A new Internet scam, which arrived in the last two months, has proven to be especially nasty during the online holiday shopping peak. Called phishing, the tactic is utilized to get credit card and account information from consumers who believe they are visiting legitimate bank and credit card sites.
The newest attack occurred last week when users began receiving messages from “Visa International Service” that directed them to www.visa.com, the company’s official site. They were asked to visit the site to reactivate their account because Visa had implemented a new security system. However, when users clicked on the link, they were sent to a site that looked like Visa’s but did not belong to the company.
E-mail security company Tumbleweed Communications, which runs the Anti-Phishing Working Group, noted that the number of such attacks rose 400 percent this holiday season. In the past 60 days, more than 90 unique e-mail fraud and phishing attacks have been launched on Internet users.
Even worse, more and more phishing attacks are expected to take place, the company says.
To lure their prey, phishers send an e-mail that asks the recipient to reactivate an account or verify an account number.
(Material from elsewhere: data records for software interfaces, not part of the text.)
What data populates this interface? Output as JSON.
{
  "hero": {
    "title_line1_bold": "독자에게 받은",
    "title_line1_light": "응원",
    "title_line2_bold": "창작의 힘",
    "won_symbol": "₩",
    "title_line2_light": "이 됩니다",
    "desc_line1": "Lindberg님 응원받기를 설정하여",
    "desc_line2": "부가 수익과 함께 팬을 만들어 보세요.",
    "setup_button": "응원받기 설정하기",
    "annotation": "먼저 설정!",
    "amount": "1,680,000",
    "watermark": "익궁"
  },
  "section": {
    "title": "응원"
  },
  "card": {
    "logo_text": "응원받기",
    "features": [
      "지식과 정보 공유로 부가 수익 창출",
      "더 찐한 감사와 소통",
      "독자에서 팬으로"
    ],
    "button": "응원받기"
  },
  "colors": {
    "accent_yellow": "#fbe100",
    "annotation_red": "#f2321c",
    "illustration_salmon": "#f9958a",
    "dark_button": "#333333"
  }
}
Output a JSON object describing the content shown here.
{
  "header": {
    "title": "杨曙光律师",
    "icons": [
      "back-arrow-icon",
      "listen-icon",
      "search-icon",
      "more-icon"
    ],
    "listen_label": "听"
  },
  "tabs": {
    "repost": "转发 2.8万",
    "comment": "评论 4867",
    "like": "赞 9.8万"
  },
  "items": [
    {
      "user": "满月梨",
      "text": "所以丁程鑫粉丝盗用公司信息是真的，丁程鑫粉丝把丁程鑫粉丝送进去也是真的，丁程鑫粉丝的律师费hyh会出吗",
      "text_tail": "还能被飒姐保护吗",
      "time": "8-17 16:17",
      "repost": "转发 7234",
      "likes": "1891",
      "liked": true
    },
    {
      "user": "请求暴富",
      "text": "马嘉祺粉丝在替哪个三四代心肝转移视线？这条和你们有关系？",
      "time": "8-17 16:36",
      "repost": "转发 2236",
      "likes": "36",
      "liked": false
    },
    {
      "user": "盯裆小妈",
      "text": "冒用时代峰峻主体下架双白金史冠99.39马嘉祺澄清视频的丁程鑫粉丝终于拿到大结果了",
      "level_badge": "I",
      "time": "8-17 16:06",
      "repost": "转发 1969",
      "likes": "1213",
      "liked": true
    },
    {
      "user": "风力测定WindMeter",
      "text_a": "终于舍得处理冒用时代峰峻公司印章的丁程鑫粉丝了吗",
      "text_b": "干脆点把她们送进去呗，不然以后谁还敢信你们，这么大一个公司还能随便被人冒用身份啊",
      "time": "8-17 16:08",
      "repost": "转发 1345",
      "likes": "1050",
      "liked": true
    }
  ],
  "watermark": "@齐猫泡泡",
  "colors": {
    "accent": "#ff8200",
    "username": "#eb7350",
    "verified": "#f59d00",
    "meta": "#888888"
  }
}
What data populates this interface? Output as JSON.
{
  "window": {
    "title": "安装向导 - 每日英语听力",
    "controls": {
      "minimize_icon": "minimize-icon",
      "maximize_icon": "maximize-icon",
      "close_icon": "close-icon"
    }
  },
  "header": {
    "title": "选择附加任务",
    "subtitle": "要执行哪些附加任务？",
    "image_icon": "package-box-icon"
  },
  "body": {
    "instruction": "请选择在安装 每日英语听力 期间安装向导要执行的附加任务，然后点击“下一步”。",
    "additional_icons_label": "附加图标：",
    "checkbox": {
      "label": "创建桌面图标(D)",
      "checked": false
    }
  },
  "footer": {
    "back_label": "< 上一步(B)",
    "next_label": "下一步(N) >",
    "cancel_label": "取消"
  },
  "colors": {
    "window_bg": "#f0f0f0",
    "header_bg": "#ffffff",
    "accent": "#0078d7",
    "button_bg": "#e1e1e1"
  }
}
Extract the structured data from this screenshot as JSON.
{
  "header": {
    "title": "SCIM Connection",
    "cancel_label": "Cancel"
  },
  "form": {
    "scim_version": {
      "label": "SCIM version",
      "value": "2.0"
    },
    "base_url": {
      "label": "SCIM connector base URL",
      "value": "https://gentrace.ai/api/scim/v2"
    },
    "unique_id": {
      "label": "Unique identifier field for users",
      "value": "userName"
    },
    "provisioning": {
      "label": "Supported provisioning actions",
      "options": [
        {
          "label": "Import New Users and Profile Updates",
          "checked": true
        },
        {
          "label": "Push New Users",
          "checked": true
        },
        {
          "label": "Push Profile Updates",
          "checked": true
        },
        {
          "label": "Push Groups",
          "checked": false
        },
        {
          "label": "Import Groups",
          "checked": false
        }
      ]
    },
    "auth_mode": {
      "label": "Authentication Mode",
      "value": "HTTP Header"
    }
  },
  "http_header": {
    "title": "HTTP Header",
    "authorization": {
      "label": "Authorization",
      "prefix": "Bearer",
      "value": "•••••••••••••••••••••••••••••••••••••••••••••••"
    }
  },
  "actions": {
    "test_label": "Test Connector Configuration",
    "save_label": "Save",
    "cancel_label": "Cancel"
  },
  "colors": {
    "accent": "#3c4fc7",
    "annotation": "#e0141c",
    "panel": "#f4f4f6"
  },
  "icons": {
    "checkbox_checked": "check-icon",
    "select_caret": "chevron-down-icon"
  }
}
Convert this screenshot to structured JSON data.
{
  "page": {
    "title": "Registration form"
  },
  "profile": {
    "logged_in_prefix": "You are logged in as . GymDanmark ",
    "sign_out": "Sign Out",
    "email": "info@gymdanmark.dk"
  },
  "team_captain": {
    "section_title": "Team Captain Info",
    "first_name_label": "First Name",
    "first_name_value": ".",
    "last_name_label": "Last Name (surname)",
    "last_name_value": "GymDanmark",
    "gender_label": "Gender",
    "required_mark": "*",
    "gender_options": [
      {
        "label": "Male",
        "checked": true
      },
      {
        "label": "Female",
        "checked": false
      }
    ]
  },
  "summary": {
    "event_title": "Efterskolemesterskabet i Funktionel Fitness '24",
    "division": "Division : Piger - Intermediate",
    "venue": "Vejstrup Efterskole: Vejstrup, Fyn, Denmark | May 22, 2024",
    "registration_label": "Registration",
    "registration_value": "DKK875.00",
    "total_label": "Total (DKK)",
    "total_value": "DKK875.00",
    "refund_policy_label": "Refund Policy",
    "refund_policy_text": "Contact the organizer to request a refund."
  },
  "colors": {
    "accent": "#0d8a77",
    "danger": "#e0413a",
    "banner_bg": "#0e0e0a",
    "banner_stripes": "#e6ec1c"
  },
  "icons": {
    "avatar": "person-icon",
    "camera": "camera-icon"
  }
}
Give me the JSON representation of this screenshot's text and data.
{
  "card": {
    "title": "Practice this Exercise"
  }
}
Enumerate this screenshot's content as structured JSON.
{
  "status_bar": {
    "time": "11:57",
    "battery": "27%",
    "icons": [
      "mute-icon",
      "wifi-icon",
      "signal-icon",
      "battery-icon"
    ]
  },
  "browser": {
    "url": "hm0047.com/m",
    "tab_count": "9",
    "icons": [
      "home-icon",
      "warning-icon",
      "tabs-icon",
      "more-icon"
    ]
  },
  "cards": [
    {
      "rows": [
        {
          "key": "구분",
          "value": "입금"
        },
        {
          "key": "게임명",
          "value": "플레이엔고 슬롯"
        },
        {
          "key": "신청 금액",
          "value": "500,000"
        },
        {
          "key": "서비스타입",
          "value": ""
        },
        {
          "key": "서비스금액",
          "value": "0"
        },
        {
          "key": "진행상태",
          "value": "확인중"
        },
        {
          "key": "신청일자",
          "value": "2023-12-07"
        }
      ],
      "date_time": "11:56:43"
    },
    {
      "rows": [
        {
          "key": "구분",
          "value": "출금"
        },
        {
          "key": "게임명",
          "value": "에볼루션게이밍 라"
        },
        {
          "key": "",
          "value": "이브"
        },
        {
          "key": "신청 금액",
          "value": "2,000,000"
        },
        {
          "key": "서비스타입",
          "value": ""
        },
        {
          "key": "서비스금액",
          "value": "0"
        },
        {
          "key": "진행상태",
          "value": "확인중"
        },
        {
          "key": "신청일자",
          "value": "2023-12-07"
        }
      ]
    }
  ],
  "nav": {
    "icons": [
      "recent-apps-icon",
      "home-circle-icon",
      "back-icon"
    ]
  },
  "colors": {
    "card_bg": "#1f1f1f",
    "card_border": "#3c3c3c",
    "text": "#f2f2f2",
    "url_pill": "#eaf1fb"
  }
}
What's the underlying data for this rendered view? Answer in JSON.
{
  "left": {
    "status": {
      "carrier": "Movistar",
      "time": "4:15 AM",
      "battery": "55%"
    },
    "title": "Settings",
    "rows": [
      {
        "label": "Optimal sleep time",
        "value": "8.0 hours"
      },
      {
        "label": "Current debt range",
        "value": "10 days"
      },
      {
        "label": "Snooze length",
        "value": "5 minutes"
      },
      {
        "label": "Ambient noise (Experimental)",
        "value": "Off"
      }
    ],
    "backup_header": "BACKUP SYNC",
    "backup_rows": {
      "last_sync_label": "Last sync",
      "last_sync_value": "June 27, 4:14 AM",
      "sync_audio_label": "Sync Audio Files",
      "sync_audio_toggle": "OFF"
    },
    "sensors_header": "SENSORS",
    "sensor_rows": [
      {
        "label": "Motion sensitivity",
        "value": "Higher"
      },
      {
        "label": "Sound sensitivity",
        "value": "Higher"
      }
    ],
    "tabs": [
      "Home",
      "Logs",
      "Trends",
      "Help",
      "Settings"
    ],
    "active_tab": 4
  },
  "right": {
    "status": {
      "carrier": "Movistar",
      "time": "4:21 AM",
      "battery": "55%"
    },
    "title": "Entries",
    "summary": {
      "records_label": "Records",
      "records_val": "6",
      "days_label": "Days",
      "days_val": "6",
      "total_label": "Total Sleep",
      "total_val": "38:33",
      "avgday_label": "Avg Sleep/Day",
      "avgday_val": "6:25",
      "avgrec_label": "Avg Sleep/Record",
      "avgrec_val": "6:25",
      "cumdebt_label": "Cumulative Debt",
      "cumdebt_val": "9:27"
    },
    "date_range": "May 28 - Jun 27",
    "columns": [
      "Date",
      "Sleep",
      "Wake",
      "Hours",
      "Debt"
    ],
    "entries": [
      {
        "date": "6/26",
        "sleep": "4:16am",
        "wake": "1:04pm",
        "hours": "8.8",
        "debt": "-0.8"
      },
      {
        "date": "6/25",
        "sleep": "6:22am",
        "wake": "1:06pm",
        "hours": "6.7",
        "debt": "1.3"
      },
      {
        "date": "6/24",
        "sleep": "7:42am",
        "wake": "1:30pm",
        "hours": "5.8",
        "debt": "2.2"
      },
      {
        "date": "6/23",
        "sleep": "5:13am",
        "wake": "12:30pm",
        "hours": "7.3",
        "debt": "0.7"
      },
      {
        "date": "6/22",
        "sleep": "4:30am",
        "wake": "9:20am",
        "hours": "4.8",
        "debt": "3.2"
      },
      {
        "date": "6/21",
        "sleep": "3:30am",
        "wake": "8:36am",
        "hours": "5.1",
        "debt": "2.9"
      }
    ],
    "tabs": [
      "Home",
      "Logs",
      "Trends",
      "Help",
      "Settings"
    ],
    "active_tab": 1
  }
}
The messages look official and include what appears to be a dependable link.
When a user clicks that link, the legitimate site comes up in the browser, but a pop-up window that is unrelated to the bank or credit card company will ask for the verification information — and it is from there that the information is channeled back to the phisher. Other strategies are also used, such as hiding part of a URL so a user is directed away from the legitimate site without his or her knowledge.
Dave Jevans, chairman of the Anti-Phishing Working Group and senior vice president of marketing for Tumbleweed Communications, told the E-Commerce Times that the problem is definitely increasing in seriousness.
“There are at least five new attacks per day that haven’t been done before,” he said. “The problem is skyrocketing.”
Quantity Plus Quality
Jevans noted that the quantity of attacks is not the only reason to be alarmed. The sophistication with which the phishing is done is also surprising and should be cause for deep concern.
“It’s pretty clear that organized crime is behind a big portion of this,” hesaid. “We know that because of the increased level of sophistication, the way it can be traced to Eastern Russia and parts of Asia, and the fact that we’re seeing the involvement of the Secret Service in the investigation.”
Jevans believes government involvement is a positive step toward combating the problem, but lack of international cybercrime legislation may prove to be a hindrance in enforcement.
Without an international effort, strategies to quash the growing phishing threat may come down to standard tactics like putting up technical hurdles and educating users.
“At the end of the day, the only thing that works long-term is education,” said John Movina, spokesperson for the Coalition Against Unsolicited Commercial E-Mail (CAUCE). He told the E-Commerce Times that making sure people do not fall for phishing attacks is similar to preventative health care.
“You can have all the vaccines and antibiotics in the world, but the best prevention against getting sick is to teach people how to protect themselves from illness and keep themselves healthy,” he said. “It’s the same with Internet scams. Educated Internet users should know how to stay healthy online.”
However, Jevans is not as confident that education is a sure-fire tactic. For one thing, telling people not to click on URLs in e-mail seems a drastic step, he noted. Also, the sophistication of those who launch phishing attacks means users may not be able to spot scams as easily as they have in the past, and phishers feed on such confusion.
No matter how it is addressed in coming months, Jevans said Internet users will see phishing in some form in the new year. “It’s going to get worse,” he said, “much worse.”